Bullies are revved up, overpowering aggressors and their victims are defenseless, self-loathing kids. At least that’s the standard picture most often painted.
But a new PSA will have you rethinking these long-established, clear-cut roles.
In conjunction with its annual anti-bullying awareness event, Pink Shirt Day released a powerful spot that shows the perspective of the struggling bully we often don’t get to see.
A girls struts through the hallway hurtling insults to anyone who gets in her way, but she reserves her most scathing affronts for the person she despises more than anyone else –- herself.
"Bullies often hate themselves the most," the PSA concludes.
Numerous studies have shown that behind a bully's confident persona, often lies a child who is desperate for help.
After studying the behavior of 666 students in the U.K., ages 12 to 16, who had reported engaging in bullying, Brunel University researcher Ian Rivers concluded that those kids held a negative view of themselves and were at a higher risk of mental illness, Live Science reported in 2010.
These kids were more likely than non-bullies to come from single-parent homes, and were more inclined to have depression and anxiety, among other mental health issues.
While some bullies may not have low self-esteem, per se, many can be "shame prone" and fear that their weaknesses will be exposed, clinical psychologist Mary C. Lamia wrote in an article for Psychology Today in 2010. By castigating others, they, in turn, deflect the attention and protect themselves from getting sent to the chopping block.
Wednesday’s Pink Shirt Day, a British Columbia event that has now expanded to more than a dozen countries, according to News1130, is backed by the CKNW Orphans’ Fund. Advocates are pushing for support for programs that help everyone involved in bullying, even those who are perpetrating the hurtful acts.
Last year, the awareness event raised CA$200,000 (about US$161,000), and those funds supported a number of groups, including Kids Help Phone, a 24-hour counseling hotline for young people.

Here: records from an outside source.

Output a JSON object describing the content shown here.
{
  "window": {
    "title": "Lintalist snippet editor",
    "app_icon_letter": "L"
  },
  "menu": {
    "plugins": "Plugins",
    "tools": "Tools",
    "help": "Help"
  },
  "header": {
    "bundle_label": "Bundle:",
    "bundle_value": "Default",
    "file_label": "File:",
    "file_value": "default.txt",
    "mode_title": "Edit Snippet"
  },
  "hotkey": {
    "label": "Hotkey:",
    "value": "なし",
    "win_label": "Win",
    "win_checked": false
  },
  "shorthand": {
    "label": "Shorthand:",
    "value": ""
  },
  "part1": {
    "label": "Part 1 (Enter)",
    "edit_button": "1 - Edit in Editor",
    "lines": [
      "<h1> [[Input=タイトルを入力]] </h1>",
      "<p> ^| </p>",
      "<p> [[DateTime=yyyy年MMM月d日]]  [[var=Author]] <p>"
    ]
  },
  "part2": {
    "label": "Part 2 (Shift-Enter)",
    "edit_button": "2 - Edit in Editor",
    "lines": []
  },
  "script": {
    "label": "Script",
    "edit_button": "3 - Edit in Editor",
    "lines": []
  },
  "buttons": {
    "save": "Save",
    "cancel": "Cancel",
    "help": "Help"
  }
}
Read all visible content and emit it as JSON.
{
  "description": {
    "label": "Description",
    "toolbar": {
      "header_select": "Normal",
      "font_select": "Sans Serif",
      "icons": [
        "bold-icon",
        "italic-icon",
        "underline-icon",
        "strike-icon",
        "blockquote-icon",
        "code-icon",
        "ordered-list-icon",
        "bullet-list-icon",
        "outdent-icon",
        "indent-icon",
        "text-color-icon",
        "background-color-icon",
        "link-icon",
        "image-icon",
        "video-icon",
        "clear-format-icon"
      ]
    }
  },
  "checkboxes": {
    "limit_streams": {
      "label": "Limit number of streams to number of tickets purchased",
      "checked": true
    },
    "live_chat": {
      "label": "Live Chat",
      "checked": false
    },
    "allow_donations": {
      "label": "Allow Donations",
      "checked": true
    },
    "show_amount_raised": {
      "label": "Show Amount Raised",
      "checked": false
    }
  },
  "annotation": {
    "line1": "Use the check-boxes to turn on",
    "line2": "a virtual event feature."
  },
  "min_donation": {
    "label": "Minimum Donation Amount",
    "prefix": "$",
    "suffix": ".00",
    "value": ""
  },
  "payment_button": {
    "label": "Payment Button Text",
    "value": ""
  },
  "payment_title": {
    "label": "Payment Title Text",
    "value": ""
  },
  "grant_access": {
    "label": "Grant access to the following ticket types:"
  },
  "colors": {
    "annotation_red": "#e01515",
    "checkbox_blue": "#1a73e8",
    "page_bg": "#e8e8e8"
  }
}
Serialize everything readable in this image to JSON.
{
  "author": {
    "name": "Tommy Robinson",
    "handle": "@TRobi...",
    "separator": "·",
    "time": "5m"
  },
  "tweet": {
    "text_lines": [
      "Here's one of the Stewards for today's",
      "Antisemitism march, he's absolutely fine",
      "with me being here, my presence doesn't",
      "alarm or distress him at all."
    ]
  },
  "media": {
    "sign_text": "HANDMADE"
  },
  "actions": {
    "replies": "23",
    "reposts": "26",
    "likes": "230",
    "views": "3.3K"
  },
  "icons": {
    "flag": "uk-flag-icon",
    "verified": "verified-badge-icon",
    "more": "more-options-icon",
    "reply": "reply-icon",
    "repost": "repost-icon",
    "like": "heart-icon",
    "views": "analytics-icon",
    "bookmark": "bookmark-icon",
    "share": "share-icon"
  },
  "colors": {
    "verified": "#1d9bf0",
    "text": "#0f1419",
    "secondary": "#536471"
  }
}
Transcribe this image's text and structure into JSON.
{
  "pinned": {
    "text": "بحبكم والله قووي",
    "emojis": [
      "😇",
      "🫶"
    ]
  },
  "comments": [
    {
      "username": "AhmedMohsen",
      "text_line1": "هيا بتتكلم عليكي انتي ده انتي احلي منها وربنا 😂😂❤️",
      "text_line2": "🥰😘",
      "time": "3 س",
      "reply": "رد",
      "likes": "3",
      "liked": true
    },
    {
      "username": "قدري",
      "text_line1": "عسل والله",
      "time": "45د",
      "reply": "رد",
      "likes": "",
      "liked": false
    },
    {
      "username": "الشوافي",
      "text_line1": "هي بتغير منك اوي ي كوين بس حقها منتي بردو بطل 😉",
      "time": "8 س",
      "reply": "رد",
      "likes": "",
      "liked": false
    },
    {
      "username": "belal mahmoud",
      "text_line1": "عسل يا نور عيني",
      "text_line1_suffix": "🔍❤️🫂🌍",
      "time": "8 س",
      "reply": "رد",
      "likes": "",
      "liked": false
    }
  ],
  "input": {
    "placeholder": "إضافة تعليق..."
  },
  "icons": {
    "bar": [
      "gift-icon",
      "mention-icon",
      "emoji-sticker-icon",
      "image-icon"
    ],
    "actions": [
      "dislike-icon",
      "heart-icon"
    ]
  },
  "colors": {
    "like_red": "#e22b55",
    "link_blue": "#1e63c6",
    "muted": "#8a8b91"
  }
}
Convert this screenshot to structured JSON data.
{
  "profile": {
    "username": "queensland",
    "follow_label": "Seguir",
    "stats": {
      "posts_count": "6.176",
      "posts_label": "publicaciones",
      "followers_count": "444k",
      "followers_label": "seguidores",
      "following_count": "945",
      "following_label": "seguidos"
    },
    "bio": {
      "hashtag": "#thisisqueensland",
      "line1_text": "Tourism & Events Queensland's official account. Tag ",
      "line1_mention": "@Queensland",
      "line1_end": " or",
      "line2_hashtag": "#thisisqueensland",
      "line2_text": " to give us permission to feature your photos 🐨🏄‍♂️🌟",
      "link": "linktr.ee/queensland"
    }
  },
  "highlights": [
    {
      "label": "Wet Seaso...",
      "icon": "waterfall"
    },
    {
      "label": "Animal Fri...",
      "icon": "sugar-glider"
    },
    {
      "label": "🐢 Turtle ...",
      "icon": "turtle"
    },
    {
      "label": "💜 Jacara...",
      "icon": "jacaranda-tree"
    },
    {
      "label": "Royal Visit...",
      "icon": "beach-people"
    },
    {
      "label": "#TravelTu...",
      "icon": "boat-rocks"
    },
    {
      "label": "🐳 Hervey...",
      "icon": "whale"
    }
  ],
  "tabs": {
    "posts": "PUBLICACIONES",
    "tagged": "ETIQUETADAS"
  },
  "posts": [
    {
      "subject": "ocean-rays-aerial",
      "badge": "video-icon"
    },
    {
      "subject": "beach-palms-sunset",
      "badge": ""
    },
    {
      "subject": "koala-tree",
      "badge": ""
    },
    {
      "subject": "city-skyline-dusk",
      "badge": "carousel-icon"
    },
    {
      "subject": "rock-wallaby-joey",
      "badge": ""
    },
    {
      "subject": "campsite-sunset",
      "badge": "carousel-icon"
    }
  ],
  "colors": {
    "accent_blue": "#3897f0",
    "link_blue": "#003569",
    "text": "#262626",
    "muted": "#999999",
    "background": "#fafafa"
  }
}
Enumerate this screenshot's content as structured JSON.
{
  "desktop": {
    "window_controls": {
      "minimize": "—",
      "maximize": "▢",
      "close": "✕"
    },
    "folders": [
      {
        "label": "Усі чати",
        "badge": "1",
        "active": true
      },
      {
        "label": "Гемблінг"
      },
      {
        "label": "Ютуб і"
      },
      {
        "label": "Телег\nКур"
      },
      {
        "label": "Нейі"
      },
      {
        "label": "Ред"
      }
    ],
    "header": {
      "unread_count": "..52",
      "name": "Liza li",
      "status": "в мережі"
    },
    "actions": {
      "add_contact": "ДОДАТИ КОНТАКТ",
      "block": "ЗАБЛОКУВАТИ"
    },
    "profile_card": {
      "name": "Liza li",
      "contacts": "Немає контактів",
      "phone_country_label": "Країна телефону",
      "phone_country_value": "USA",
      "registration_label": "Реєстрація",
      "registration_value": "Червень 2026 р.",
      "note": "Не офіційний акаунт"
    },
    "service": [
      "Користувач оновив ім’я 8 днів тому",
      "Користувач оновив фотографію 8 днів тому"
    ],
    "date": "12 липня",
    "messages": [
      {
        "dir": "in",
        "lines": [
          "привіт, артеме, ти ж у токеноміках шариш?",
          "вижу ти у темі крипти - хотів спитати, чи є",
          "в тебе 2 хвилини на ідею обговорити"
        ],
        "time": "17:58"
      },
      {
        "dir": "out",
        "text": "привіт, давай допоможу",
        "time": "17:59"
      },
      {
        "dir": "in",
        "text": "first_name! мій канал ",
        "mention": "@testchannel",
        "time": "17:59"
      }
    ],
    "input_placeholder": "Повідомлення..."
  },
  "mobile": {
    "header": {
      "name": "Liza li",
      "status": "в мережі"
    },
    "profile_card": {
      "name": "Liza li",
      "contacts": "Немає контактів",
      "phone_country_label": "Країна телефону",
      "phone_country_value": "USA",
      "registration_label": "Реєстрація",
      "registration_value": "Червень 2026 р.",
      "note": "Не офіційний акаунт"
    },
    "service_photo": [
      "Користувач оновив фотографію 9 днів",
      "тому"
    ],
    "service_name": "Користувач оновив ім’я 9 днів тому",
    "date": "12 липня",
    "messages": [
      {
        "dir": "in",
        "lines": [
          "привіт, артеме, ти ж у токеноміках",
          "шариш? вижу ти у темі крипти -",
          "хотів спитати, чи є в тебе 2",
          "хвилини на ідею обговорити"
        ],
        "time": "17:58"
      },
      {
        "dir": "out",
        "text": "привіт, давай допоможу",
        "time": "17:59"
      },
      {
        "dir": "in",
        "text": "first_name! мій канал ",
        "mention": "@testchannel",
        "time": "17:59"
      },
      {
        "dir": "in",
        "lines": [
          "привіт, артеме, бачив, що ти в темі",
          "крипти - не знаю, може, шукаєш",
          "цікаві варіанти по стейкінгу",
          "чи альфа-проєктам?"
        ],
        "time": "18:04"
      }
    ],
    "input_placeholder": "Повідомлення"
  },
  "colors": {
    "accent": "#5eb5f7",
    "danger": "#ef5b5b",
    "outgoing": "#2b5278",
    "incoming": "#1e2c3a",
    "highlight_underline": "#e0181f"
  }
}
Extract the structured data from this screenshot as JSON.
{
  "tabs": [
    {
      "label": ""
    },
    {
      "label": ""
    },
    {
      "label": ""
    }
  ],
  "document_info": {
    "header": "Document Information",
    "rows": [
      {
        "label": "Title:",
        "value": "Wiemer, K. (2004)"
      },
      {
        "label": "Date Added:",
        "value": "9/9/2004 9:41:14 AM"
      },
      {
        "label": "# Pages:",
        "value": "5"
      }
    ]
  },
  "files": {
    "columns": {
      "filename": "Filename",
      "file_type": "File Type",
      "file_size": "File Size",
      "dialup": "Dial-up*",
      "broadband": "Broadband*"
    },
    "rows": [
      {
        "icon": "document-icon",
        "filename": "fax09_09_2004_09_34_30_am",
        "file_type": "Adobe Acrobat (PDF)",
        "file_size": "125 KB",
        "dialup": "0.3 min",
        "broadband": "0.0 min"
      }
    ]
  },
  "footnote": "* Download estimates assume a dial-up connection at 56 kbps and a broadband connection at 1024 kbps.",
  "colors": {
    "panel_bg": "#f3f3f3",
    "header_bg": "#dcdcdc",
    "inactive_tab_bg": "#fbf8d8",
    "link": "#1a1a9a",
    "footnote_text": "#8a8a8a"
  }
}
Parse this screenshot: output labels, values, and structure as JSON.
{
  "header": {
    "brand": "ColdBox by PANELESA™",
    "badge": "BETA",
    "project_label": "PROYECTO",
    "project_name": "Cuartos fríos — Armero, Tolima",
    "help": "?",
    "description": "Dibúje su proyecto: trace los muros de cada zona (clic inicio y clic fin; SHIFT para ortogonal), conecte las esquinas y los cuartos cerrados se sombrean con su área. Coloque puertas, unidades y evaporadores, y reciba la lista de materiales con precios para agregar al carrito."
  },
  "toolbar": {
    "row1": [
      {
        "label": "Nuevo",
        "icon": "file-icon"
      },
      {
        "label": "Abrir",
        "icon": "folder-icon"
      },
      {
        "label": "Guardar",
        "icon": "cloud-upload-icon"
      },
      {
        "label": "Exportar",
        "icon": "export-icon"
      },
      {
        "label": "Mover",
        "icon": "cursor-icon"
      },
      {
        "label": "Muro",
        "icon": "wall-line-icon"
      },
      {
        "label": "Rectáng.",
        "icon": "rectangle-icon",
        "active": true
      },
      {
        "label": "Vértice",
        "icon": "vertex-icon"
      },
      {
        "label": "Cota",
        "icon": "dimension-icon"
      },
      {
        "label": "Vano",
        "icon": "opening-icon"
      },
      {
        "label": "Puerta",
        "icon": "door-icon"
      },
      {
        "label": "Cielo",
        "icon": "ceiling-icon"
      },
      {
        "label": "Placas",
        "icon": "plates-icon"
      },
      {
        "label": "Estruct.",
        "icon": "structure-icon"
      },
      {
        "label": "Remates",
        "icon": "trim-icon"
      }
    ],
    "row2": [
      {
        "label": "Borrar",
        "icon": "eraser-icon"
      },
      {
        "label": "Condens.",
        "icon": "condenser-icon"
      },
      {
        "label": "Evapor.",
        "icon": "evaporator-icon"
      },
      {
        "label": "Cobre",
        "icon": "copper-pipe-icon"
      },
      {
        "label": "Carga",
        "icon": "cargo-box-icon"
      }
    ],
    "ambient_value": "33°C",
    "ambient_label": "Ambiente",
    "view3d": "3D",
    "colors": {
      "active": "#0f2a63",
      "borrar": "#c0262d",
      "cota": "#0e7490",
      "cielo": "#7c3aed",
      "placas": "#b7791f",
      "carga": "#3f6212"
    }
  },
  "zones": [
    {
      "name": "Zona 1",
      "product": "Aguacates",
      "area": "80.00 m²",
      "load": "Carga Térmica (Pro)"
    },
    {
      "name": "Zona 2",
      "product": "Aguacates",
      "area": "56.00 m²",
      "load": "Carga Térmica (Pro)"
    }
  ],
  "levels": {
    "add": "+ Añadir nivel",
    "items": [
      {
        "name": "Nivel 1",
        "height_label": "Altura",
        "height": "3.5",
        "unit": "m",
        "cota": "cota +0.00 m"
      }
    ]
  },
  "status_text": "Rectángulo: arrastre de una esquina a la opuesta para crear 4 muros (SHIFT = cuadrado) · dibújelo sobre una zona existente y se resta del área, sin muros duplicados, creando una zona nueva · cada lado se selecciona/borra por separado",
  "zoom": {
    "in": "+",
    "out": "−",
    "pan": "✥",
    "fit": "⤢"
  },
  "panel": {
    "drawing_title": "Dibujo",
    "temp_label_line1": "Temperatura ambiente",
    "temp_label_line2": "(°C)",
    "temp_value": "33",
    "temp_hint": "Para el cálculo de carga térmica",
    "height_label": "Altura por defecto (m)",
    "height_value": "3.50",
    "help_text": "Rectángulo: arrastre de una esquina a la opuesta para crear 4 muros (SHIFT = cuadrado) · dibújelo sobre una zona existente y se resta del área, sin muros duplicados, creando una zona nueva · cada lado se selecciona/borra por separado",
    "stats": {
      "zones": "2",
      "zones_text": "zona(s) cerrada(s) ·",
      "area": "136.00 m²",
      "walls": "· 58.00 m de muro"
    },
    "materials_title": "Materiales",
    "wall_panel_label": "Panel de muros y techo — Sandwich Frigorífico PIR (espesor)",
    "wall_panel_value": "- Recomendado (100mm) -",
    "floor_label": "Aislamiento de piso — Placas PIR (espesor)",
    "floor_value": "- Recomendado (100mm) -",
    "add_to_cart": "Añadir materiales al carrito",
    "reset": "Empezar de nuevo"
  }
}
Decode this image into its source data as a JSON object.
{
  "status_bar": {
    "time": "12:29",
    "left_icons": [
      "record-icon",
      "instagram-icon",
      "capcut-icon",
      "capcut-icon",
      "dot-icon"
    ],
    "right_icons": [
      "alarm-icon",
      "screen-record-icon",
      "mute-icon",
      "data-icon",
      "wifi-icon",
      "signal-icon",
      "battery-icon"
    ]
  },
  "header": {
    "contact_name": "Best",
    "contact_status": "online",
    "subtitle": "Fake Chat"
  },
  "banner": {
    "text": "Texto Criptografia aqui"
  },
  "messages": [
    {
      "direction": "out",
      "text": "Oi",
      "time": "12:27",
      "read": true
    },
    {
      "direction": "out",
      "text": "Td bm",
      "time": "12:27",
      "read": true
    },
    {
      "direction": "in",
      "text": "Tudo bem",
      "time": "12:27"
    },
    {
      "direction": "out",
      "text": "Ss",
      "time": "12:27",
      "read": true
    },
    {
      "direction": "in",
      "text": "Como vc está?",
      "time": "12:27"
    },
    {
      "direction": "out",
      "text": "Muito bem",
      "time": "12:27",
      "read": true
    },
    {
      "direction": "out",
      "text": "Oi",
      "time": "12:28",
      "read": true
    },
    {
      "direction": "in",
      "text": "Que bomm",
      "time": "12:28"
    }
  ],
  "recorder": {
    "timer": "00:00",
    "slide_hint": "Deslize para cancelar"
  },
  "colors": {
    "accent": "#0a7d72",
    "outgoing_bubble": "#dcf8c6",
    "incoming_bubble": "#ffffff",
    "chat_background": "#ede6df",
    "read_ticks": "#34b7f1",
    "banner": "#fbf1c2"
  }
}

The idea behind wearing pink on Wednesday actually stems from two brave Nova Scotia high school students who wouldn’t tolerate bullying at their school.
Back in 2007, a teen at Central Kings Rural High School was harassed for wearing pink. Two days after the incident, Travis Price and David Shepherd -- who were seniors at the time -- corralled nearly half the school to wear the "girly" color to make sure the boy never felt intimidated again, the Globe and Mail reported at the time.
“I just hope that I’m able to continue to inspire kids, and hopefully the next Travis Price will come along before too long, and I’ll be able to hang up the pink shirt, I guess if you will, and these kids can keep doing it,” Price told News1130 about the success of Pink Shirt Day. “I think the message is so valuable coming from a youth.”
Find out more about Pink Shirt Day and how you can get involved here.